For Lacob it is his venture capital background that differentiates him. He hired a GM with no prior front office experience (Bob Myers) because a contrarian thinks fundamentally differently. He fired Mark Jackson, a coach who elevated the team from the Warriors we’d known for decades to a team that made the playoffs. He resisted the NBA norm of having one decision-maker and embraced a roundtable featuring Myers, Jerry West, Travis Schlenk, Kirk Lacob, Steve Kerr, and himself, because at tech companies the best idea wins – not the idea from the highest ranking employee. He rejected a trade offer that would have netted him Kevin Love, a consensus top ten player at the time.

Right now, Joe Lacob is the golden owner of the NBA. Sam Hinkie just resigned. Yet, I do not think their ideologies are that different. Attributing success to luck often sounds lazy but it cannot be ignored. The Warriors are lucky that Curry’s ankles healed. The Spurs are lucky they won the 1997 Draft Lottery to get Tim Duncan. Elon Musk’s Tesla Motors is lucky that sales for the Model S surged right as they almost sold the company to Google in 2013.

Sam Hinkie lacked luck. The 76ers never moved up in the draft order at the draft lottery. Yet, in the long run it is hard to discern luck from management smarts.

Sports are incredibly binary. You win or you lose. This is why they are the ultimate version of of reality television. It is also why we exaggerate the greatness of winners, and degrade the losers. When you are a contrarian and lose, you are massively out of touch; this is Hinkie. When you are a contrarian and win, you are different, special; this is Lacob. In the end, the winners are less genius than we think and the losers are closer to wining than we believe.

At their core, Sam Hinkie and Joe Lacob are not that different.

One Response

  1. sgrox

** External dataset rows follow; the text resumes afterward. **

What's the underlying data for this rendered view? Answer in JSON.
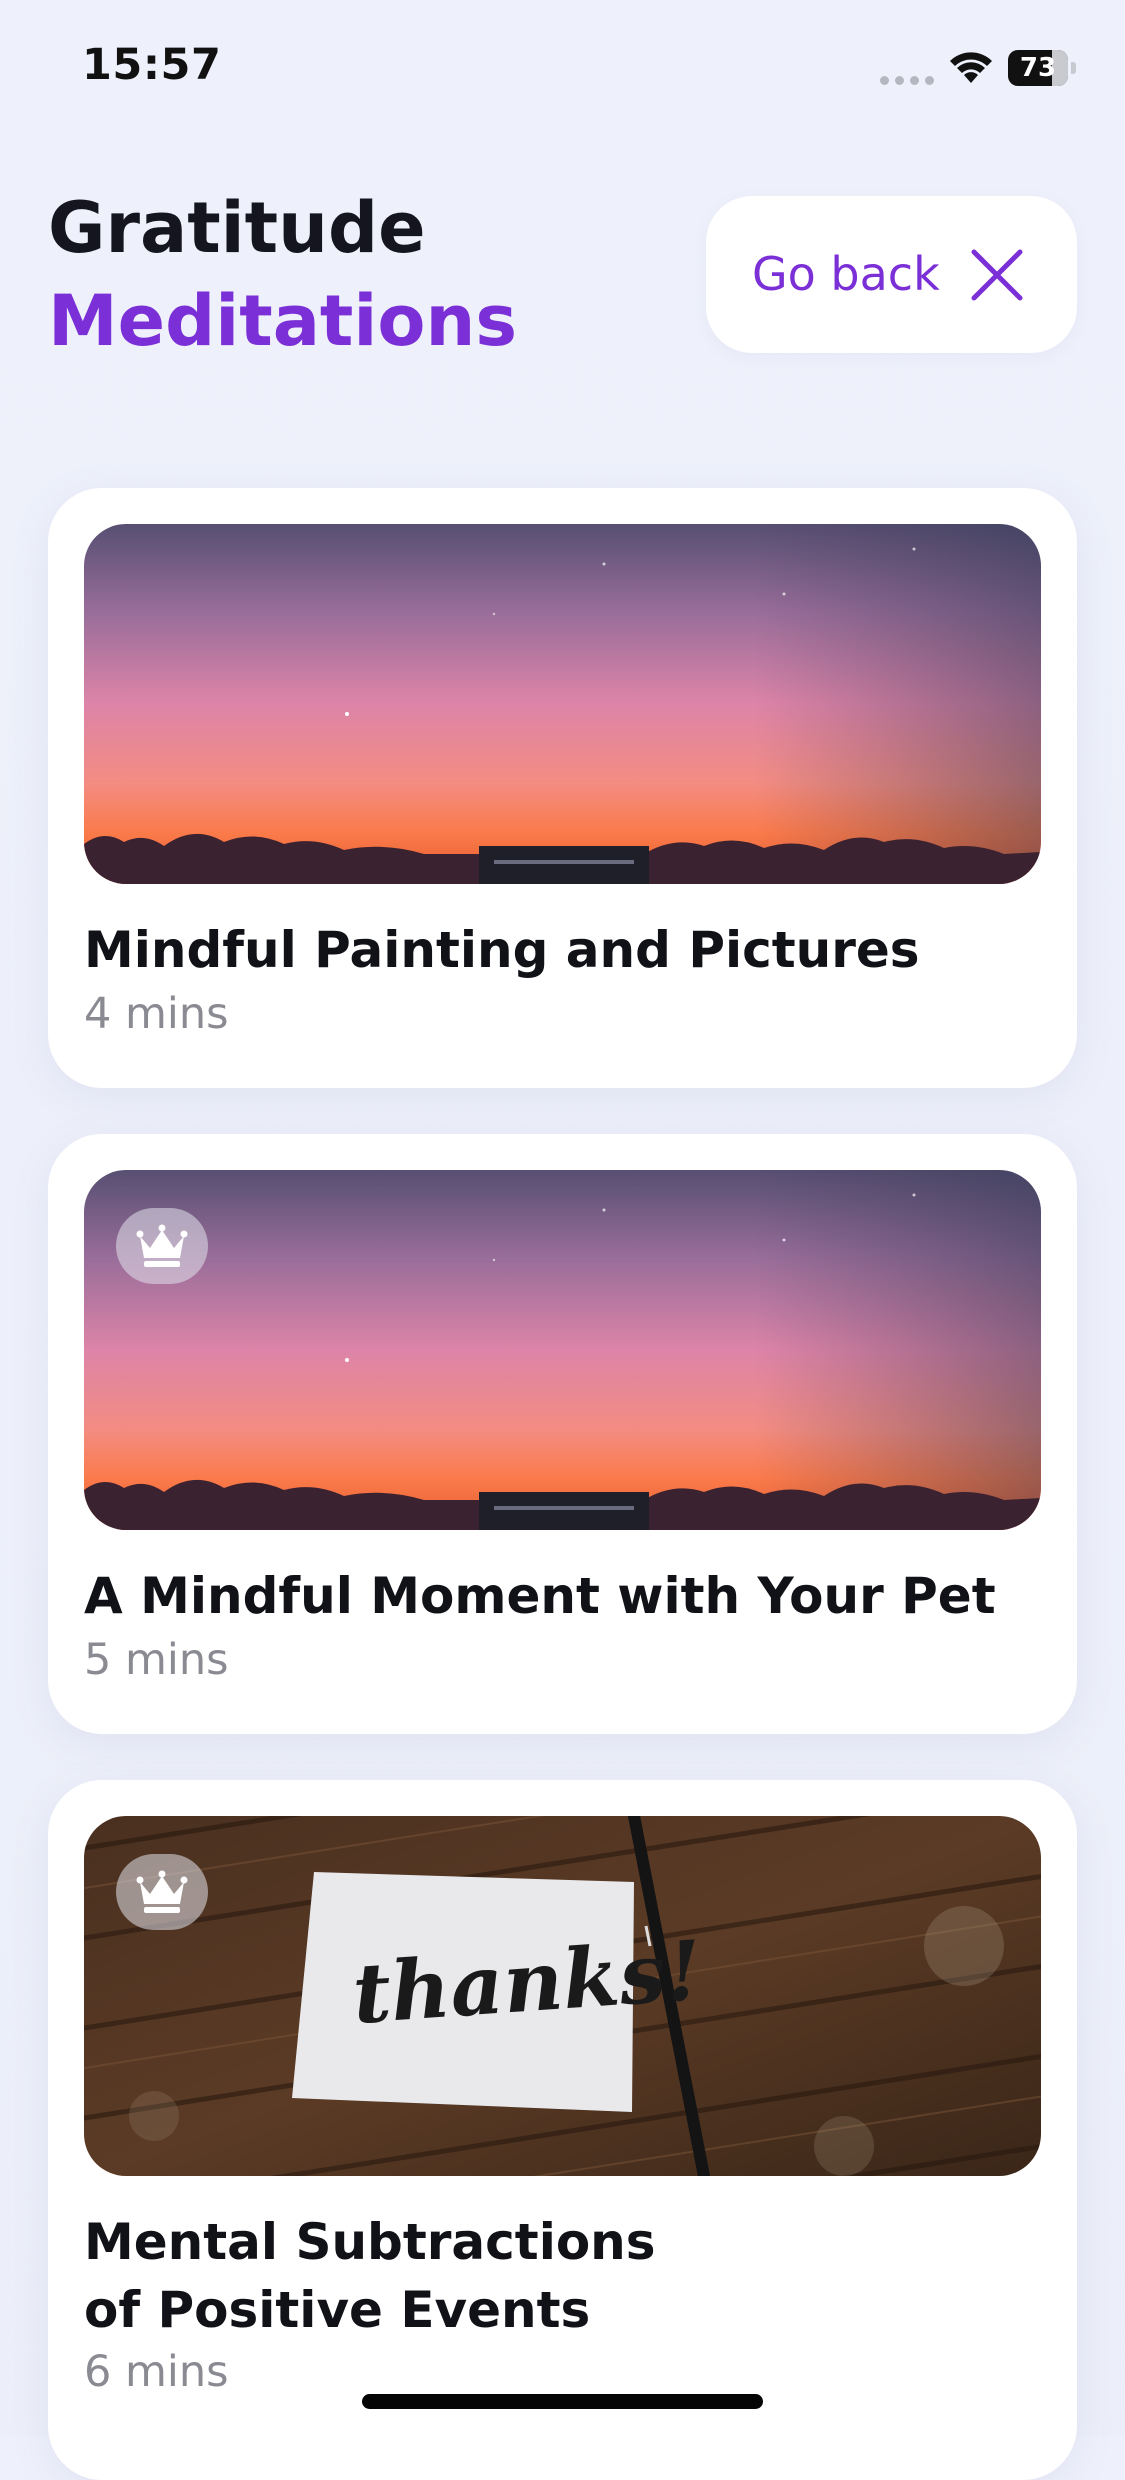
{
  "status_bar": {
    "time": "15:57",
    "battery_level": "73",
    "battery_fraction": 0.73,
    "icons": [
      "signal-dots-icon",
      "wifi-icon",
      "battery-icon"
    ]
  },
  "header": {
    "title_line1": "Gratitude",
    "title_line2": "Meditations",
    "go_back_label": "Go back",
    "go_back_icon": "close-icon"
  },
  "colors": {
    "accent": "#7b2fd6",
    "background": "#eef1fb",
    "card": "#ffffff",
    "muted_text": "#8a8a92"
  },
  "meditations": [
    {
      "title": "Mindful Painting and Pictures",
      "duration": "4 mins",
      "image": "sunset-sky-image",
      "premium": false
    },
    {
      "title": "A Mindful Moment with Your Pet",
      "duration": "5 mins",
      "image": "sunset-sky-image",
      "premium": true,
      "premium_icon": "crown-icon"
    },
    {
      "title": "Mental Subtractions of Positive Events",
      "duration": "6 mins",
      "image": "thanks-card-image",
      "image_text": "thanks!",
      "premium": true,
      "premium_icon": "crown-icon"
    }
  ]
}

    Great article. As a fan of a different NBA team, Lacob is one of the most annoying characters in pro sports….perhaps only rivaled by Jerry Jones. Your article is great to help understand him and the approach he takes. Also, it’s first time I’ve ever read a Warriors fan/blogger/columnist admit they tanked in 2012. Of course they did. Of course other teams do. Any denials are offensive and idiotic. Barnes has turned into a solid player. If I were an owner, I’d tank to get him and openly admit it. And, if I were a Sixers fan I would have applauded Hinkie’s approach…..he just didn’t get the accompanying luck that Lacob has gotten, as you point out. The biggest and best decision the Warriors made was betting on Curry when everyone else thought he was damaged goods. Hinkie bets on Embid when everyone else thinks he’s damaged goods. Luck or genius? Thanks for the great read.